In West Virginia, safety violations that kill miners carry smaller penalties than violating a school’s trademark
Nearly two years after Upper Big Branch Mine disaster, the deadliest mine accident in nearly 40 years, the West Virginia House of Delegates has just passed a mine safety reform bill that should, in theory, strengthen some of the lax laws that made the tragedy possible. Through the legislative process, the bill, already mild to begin with, has been further weakened to appease coal industry lobbyists and legislators who fear them.
Worker safety rule languishes as campaign money flows
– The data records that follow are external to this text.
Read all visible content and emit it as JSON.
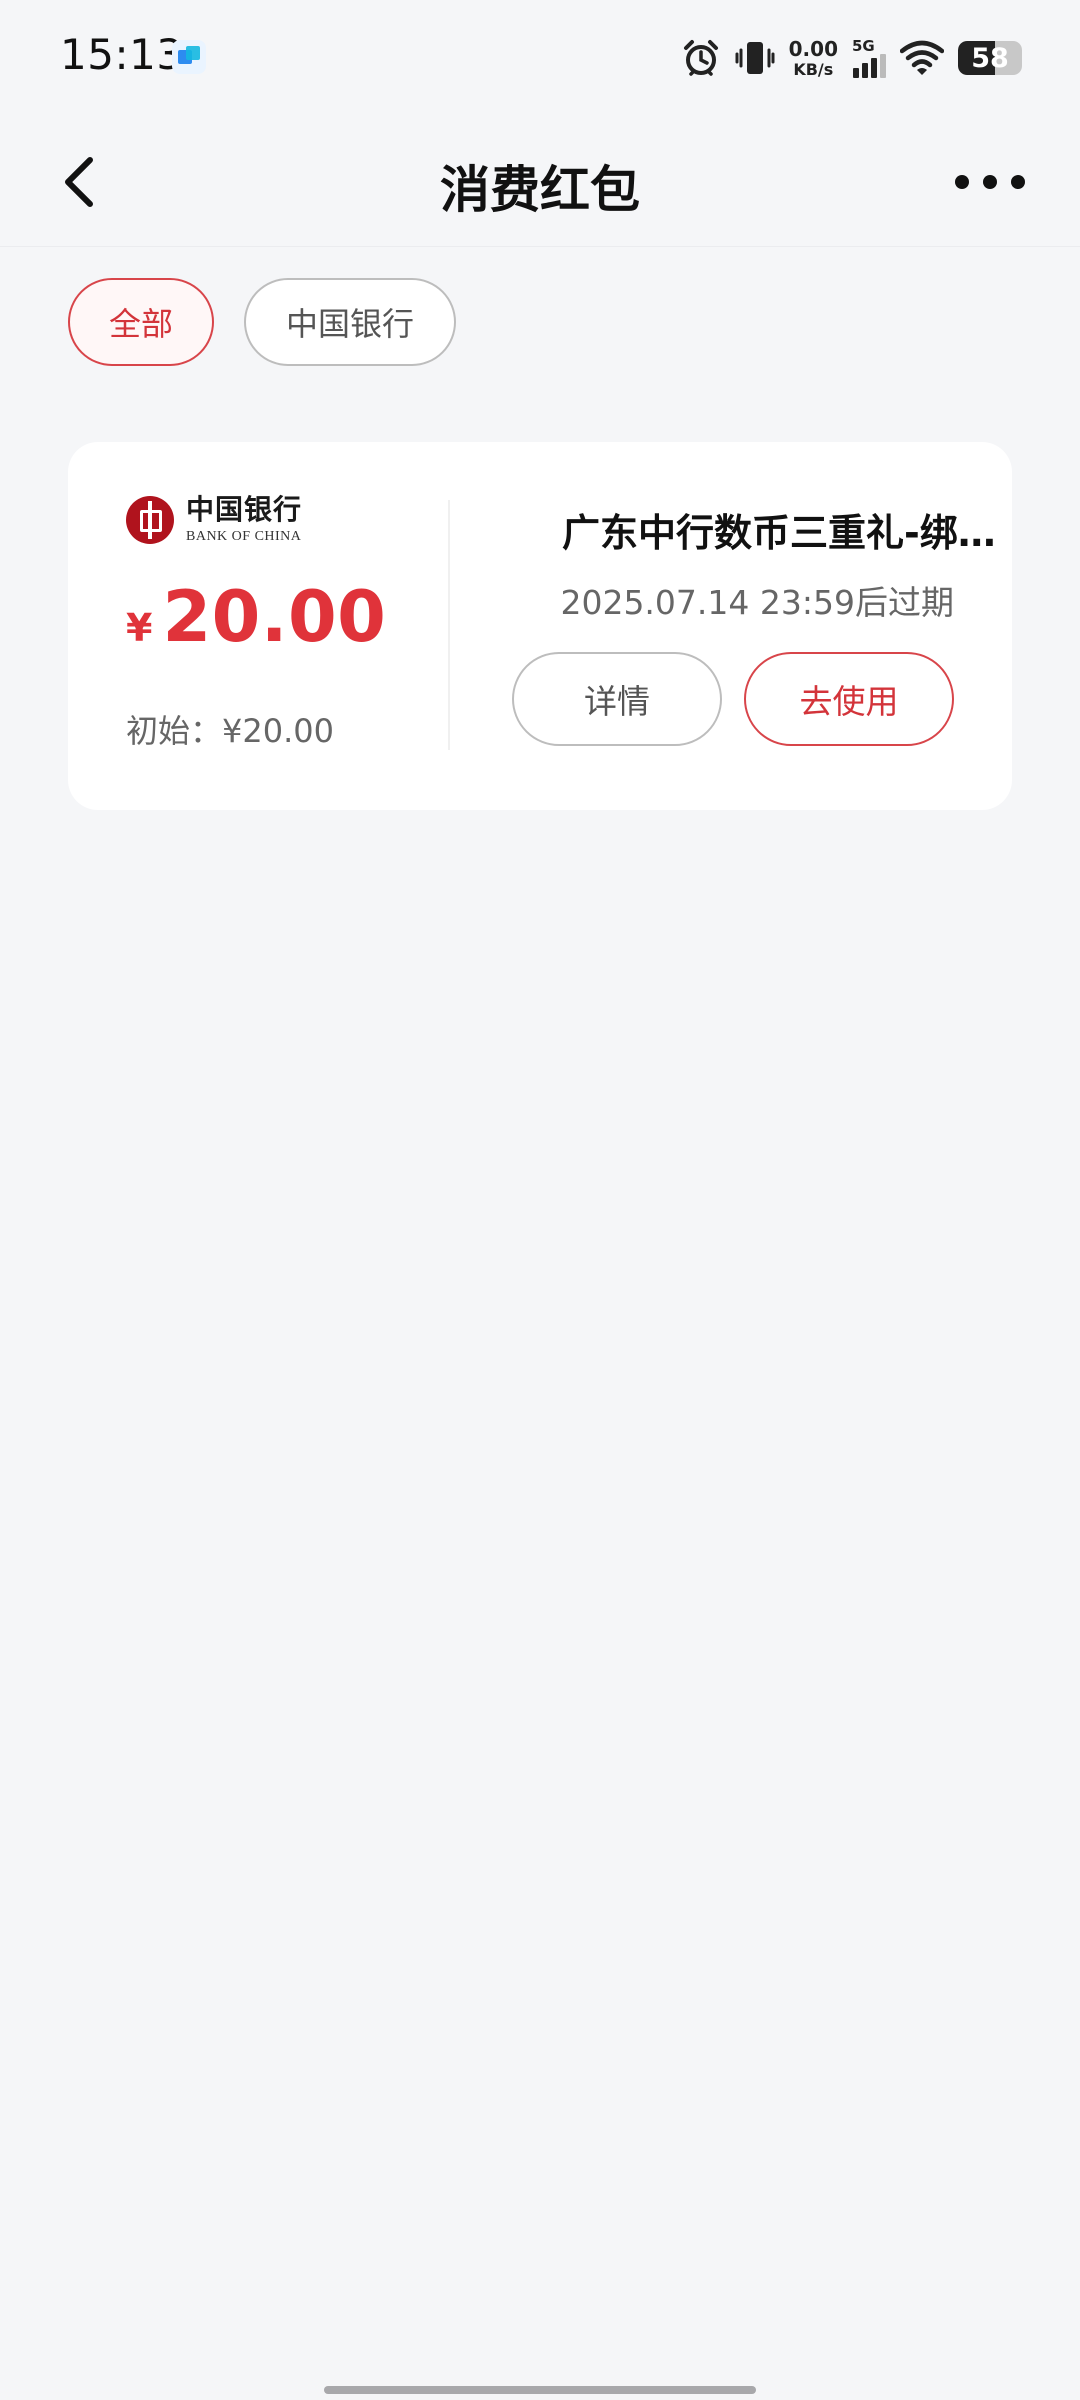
{
  "status_bar": {
    "time": "15:13",
    "net_speed_value": "0.00",
    "net_speed_unit": "KB/s",
    "network_type": "5G",
    "battery_level": "58",
    "battery_fraction": 0.58,
    "icons": [
      "app-notification-icon",
      "alarm-icon",
      "vibrate-icon",
      "signal-icon",
      "wifi-icon",
      "battery-icon"
    ]
  },
  "nav": {
    "title": "消费红包",
    "back_icon": "chevron-left-icon",
    "more_icon": "more-horizontal-icon"
  },
  "filters": [
    {
      "label": "全部",
      "active": true
    },
    {
      "label": "中国银行",
      "active": false
    }
  ],
  "coupon": {
    "bank_name_cn": "中国银行",
    "bank_name_en": "BANK OF CHINA",
    "currency_symbol": "¥",
    "amount": "20.00",
    "initial_label": "初始：¥20.00",
    "title": "广东中行数币三重礼-绑…",
    "expire": "2025.07.14 23:59后过期",
    "detail_label": "详情",
    "use_label": "去使用"
  },
  "colors": {
    "accent_red": "#e0333a",
    "background": "#f5f6f8",
    "card": "#ffffff",
    "bank_red": "#b0131d"
  }
}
A federal rule meant to protect the lungs of workers has been caught in bureaucratic purgatory for more than a year now, frustrating public health advocates who believe the rulemaking process has been overly influenced by industry lobbies. The so-called “silica” rule under consideration by the Labor Department would limit the amount of breathable silica dust to which workers in the construction and mining industries are exposed.
Sick-time rules re-emerge
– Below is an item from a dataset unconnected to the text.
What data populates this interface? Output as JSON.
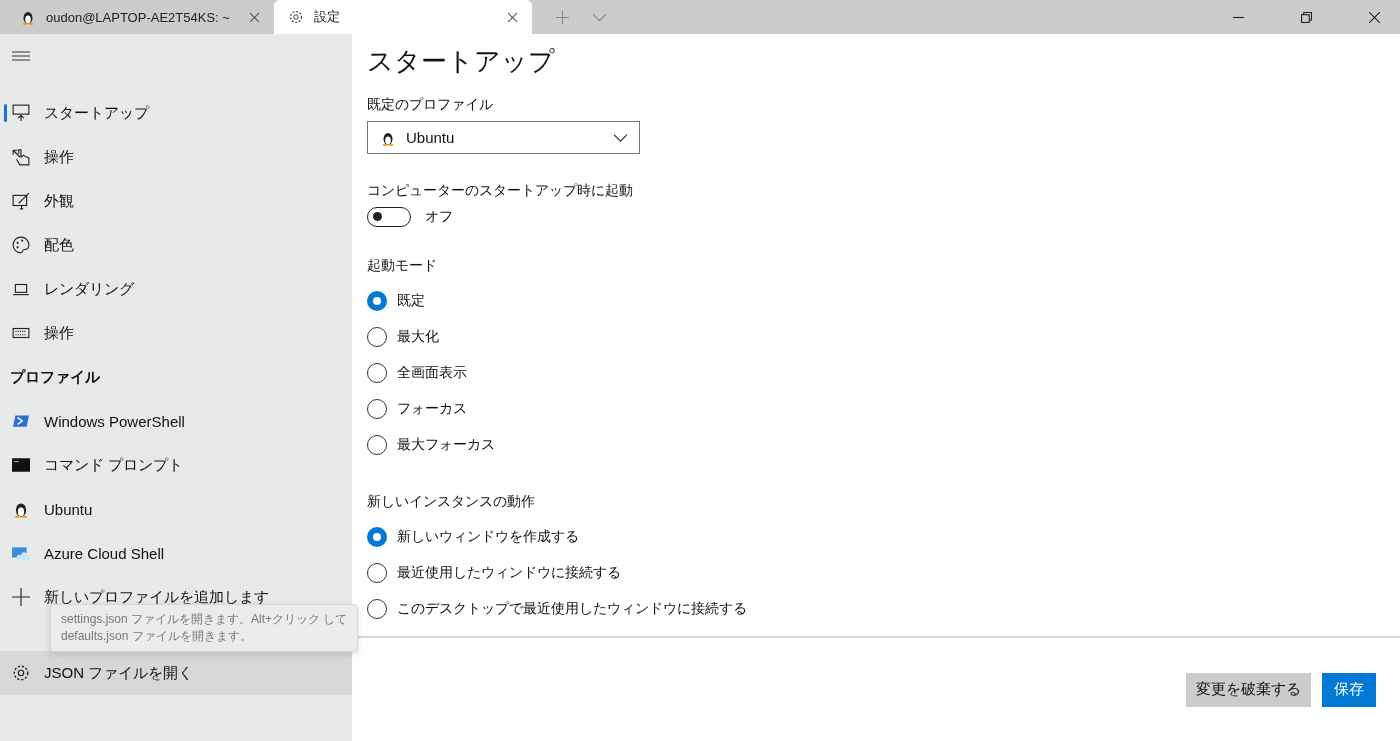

A debate over paid sick leave is intensifying around the country, amid concerns that economic pressures are prompting workers to place their financial security above their health. Many people will go to work while ill—and even send their children to school sick—because they can’t afford to stay home, supporters of paid sick time say.
Federal agency investigating sand-blasting hazards
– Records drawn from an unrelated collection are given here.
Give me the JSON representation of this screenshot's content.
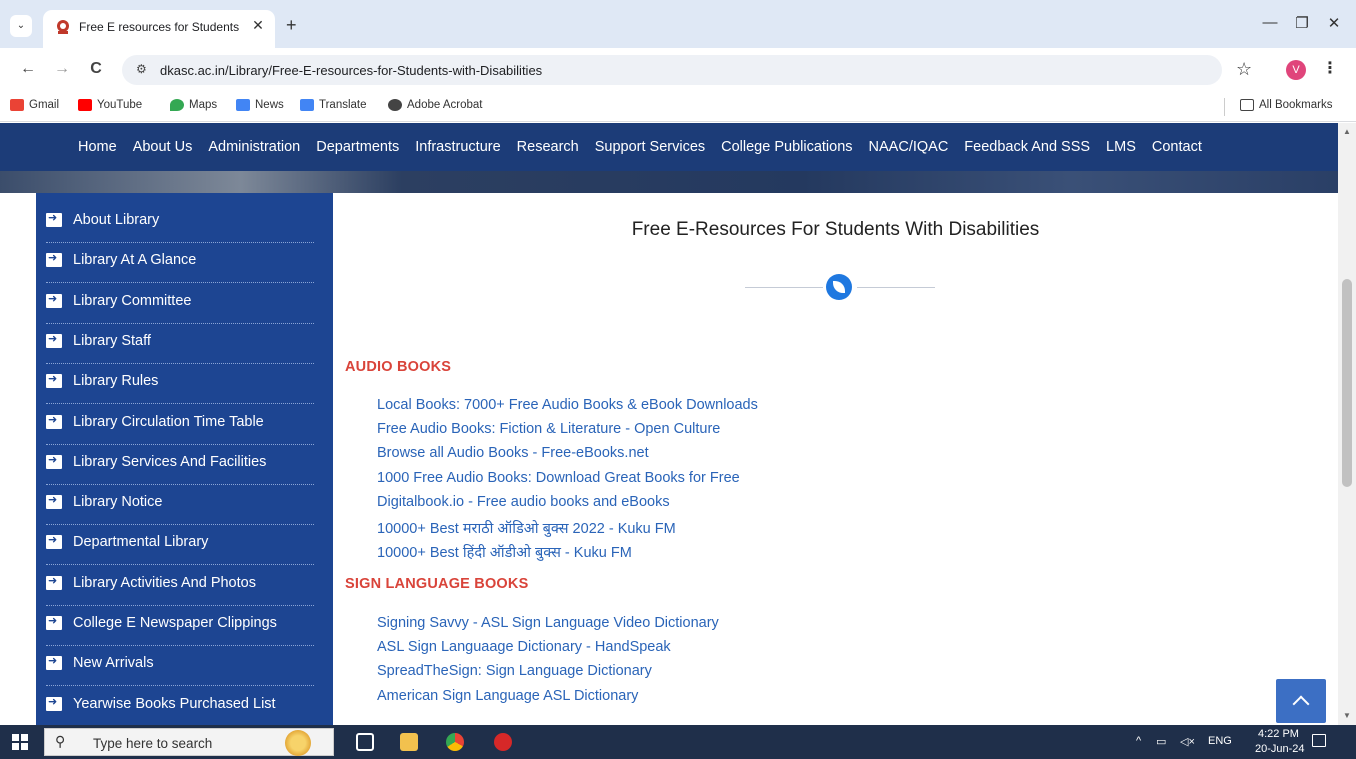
{
  "browser": {
    "tab_title": "Free E resources for Students w",
    "tab_close": "✕",
    "new_tab": "+",
    "url": "dkasc.ac.in/Library/Free-E-resources-for-Students-with-Disabilities",
    "profile_initial": "V",
    "window_controls": {
      "minimize": "—",
      "restore": "❐",
      "close": "✕"
    },
    "nav": {
      "back": "←",
      "forward": "→",
      "reload": "C"
    },
    "bookmarks": [
      {
        "label": "Gmail",
        "icon": "gmail-icon",
        "color": "#ea4335"
      },
      {
        "label": "YouTube",
        "icon": "youtube-icon",
        "color": "#ff0000"
      },
      {
        "label": "Maps",
        "icon": "maps-icon",
        "color": "#34a853"
      },
      {
        "label": "News",
        "icon": "news-icon",
        "color": "#4285f4"
      },
      {
        "label": "Translate",
        "icon": "translate-icon",
        "color": "#4285f4"
      },
      {
        "label": "Adobe Acrobat",
        "icon": "acrobat-icon",
        "color": "#444444"
      }
    ],
    "all_bookmarks": "All Bookmarks"
  },
  "site": {
    "topnav": [
      "Home",
      "About Us",
      "Administration",
      "Departments",
      "Infrastructure",
      "Research",
      "Support Services",
      "College Publications",
      "NAAC/IQAC",
      "Feedback And SSS",
      "LMS",
      "Contact"
    ],
    "sidebar": [
      "About Library",
      "Library At A Glance",
      "Library Committee",
      "Library Staff",
      "Library Rules",
      "Library Circulation Time Table",
      "Library Services And Facilities",
      "Library Notice",
      "Departmental Library",
      "Library Activities And Photos",
      "College E Newspaper Clippings",
      "New Arrivals",
      "Yearwise Books Purchased List"
    ],
    "page_title": "Free E-Resources For Students With Disabilities",
    "sections": [
      {
        "heading": "AUDIO BOOKS",
        "links": [
          "Local Books: 7000+ Free Audio Books & eBook Downloads",
          "Free Audio Books: Fiction & Literature - Open Culture",
          "Browse all Audio Books - Free-eBooks.net",
          "1000 Free Audio Books: Download Great Books for Free",
          "Digitalbook.io - Free audio books and eBooks",
          "10000+ Best मराठी ऑडिओ बुक्स 2022 - Kuku FM",
          "10000+ Best हिंदी ऑडीओ बुक्स - Kuku FM"
        ]
      },
      {
        "heading": "SIGN LANGUAGE BOOKS",
        "links": [
          "Signing Savvy - ASL Sign Language Video Dictionary",
          "ASL Sign Languaage Dictionary - HandSpeak",
          "SpreadTheSign: Sign Language Dictionary",
          "American Sign Language ASL Dictionary"
        ]
      }
    ],
    "colors": {
      "nav_bg": "#1c3c78",
      "sidebar_bg": "#1d4592",
      "heading": "#d9443a",
      "link": "#2a64b8"
    }
  },
  "taskbar": {
    "search_placeholder": "Type here to search",
    "tray_text": "ENG",
    "time": "4:22 PM",
    "date": "20-Jun-24"
  }
}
The Occupational Safety and Health Administration says coal and copper slag contain traces of highly toxic beryllium, arsenic and other contaminants. Federal regulators are investigating whether manufacturers of the blasting grit have provided adequate notice that users could be inhaling potentially harmful substances.
Workers at Hershey’s plant feel vindicated by OSHA’s $283k penalty to Exel
For the most part, the OSHA citations issued this week to Exel do not address the underlying causes of the hazards that led to the workers’ injuries. Exel was cited for failing to record those injuries, but nothing in the citations compel the company to address the root of the problem. That’s because OSHA doesn’t have any standards on the books requiring employers to reduce or eliminate injury-causing repetitive motions, awkward postures, excessive line speed or other risk factors associated with musculoskeletal disorders.
Atascadero State Hospital fined for safety violations
State safety investigators Thursday issued three citations against Atascadero State Hospital for unsafe working conditions for staff treating the facility’s mentally ill and violent offenders.